### ABOUT THIS EXERCISE:
Which lines in the records below contain the word "left"? Copy each one.

+===+

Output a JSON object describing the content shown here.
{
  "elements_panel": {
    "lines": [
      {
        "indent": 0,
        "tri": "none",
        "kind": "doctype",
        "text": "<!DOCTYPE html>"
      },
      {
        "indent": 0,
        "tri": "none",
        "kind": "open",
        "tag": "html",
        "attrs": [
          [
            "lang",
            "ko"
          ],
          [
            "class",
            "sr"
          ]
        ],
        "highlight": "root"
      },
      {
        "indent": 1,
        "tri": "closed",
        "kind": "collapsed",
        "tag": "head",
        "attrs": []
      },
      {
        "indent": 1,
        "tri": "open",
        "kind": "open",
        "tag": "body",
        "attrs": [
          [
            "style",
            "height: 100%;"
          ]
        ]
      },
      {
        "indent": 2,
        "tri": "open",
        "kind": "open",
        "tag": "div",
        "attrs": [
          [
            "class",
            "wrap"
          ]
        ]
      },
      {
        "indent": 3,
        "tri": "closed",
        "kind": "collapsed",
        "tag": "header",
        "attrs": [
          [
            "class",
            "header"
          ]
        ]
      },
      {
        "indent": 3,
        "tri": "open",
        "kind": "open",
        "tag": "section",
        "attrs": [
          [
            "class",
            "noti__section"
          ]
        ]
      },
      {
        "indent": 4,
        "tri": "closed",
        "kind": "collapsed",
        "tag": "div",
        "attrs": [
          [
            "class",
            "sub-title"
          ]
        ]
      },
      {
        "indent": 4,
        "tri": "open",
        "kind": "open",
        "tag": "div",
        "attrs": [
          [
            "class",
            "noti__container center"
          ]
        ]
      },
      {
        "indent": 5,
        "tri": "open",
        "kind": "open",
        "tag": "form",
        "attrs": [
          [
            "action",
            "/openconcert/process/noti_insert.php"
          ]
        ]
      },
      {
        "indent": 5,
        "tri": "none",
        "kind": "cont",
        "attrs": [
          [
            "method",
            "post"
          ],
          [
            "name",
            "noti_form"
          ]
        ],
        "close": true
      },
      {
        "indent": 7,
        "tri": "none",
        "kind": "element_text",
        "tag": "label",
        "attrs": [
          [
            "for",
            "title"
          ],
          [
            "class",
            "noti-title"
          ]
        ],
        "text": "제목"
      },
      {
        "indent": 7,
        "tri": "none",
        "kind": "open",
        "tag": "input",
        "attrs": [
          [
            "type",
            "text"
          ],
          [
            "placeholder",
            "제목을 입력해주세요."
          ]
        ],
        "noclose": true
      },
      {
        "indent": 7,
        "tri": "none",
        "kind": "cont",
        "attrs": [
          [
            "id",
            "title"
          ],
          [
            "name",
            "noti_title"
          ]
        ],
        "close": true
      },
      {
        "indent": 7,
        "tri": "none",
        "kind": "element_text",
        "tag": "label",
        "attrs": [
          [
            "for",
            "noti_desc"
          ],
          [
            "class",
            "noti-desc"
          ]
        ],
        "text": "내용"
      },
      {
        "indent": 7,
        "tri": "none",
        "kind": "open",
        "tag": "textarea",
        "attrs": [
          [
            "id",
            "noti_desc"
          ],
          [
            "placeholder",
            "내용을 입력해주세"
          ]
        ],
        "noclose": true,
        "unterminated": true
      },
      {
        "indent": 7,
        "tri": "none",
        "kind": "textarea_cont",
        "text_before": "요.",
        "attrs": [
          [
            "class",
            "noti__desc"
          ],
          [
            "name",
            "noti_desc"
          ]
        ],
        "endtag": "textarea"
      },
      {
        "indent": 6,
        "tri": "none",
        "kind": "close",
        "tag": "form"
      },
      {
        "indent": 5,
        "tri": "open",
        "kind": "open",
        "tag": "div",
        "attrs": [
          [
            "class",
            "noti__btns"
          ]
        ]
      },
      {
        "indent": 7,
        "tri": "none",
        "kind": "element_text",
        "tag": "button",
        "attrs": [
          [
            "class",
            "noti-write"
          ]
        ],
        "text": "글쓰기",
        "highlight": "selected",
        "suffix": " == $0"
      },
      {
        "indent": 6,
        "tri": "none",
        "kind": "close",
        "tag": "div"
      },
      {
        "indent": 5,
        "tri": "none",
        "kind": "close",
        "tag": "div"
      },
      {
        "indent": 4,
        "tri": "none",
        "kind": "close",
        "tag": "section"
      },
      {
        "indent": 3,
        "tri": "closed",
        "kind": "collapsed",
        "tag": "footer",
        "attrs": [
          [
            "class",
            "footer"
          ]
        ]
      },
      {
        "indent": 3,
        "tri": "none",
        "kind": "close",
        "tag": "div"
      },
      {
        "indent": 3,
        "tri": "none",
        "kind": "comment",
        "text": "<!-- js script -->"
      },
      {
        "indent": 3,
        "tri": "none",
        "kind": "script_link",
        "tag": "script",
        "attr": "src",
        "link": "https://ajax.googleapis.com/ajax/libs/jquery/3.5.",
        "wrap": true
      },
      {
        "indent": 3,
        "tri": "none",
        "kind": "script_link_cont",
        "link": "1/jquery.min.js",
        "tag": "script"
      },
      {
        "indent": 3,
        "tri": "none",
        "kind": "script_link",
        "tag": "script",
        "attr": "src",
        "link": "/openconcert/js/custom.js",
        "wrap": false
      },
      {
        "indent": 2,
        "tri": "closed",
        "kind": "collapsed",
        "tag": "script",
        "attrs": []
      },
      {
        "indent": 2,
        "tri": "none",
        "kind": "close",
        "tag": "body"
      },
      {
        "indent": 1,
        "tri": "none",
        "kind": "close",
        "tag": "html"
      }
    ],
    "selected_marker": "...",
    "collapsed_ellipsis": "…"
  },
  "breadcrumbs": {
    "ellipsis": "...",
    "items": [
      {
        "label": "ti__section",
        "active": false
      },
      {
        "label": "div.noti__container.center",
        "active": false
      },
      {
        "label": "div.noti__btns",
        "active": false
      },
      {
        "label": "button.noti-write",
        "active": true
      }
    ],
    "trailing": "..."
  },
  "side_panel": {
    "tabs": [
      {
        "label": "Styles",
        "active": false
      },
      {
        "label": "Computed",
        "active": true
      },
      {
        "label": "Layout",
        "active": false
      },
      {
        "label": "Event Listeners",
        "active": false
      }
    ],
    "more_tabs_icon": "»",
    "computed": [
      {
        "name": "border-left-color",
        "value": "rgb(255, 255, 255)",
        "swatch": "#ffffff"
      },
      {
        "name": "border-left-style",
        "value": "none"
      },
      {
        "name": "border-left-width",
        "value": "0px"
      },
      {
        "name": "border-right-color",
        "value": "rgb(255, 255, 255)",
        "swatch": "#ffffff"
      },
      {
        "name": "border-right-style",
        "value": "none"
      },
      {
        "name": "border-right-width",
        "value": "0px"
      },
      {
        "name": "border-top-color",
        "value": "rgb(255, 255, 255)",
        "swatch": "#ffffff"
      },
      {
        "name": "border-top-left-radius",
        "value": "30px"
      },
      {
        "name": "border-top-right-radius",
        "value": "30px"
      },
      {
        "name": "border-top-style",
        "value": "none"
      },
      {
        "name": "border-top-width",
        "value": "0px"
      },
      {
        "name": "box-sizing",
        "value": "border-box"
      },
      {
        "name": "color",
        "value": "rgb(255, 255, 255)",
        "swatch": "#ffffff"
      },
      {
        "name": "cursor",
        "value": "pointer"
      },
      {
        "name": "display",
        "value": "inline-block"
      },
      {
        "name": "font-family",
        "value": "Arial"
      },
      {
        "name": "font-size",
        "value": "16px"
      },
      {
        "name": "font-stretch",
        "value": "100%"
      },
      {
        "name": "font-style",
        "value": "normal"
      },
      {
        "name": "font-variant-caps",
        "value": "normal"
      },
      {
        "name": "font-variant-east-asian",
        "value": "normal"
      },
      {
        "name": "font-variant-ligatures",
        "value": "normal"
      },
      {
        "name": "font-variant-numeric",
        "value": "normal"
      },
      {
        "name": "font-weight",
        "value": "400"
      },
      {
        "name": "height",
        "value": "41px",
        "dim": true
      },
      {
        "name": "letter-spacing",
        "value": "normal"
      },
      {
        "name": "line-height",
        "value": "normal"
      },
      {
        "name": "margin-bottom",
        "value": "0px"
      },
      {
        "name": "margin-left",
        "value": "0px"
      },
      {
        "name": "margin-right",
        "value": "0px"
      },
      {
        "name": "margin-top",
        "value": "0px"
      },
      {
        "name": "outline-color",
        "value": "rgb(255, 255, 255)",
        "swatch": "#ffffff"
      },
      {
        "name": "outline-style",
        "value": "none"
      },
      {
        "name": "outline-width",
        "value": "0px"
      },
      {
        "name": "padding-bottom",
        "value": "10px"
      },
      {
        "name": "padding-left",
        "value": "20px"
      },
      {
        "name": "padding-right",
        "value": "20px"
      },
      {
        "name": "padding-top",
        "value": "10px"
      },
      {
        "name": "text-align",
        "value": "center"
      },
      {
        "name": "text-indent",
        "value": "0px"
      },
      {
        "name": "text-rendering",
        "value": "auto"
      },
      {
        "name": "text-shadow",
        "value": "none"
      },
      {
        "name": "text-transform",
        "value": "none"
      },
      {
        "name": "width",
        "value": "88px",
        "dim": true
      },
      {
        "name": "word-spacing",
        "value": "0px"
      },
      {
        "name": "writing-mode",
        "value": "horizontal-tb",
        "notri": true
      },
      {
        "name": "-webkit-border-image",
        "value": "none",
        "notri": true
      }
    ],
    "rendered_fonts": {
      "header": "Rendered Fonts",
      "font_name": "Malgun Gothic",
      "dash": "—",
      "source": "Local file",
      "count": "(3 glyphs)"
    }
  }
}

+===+

### RESPONSE FOR THIS EXERCISE:
        "name": "border-left-color",
        "name": "border-left-style",
        "name": "border-left-width",
        "name": "border-top-left-radius",
        "name": "margin-left",
        "name": "padding-left",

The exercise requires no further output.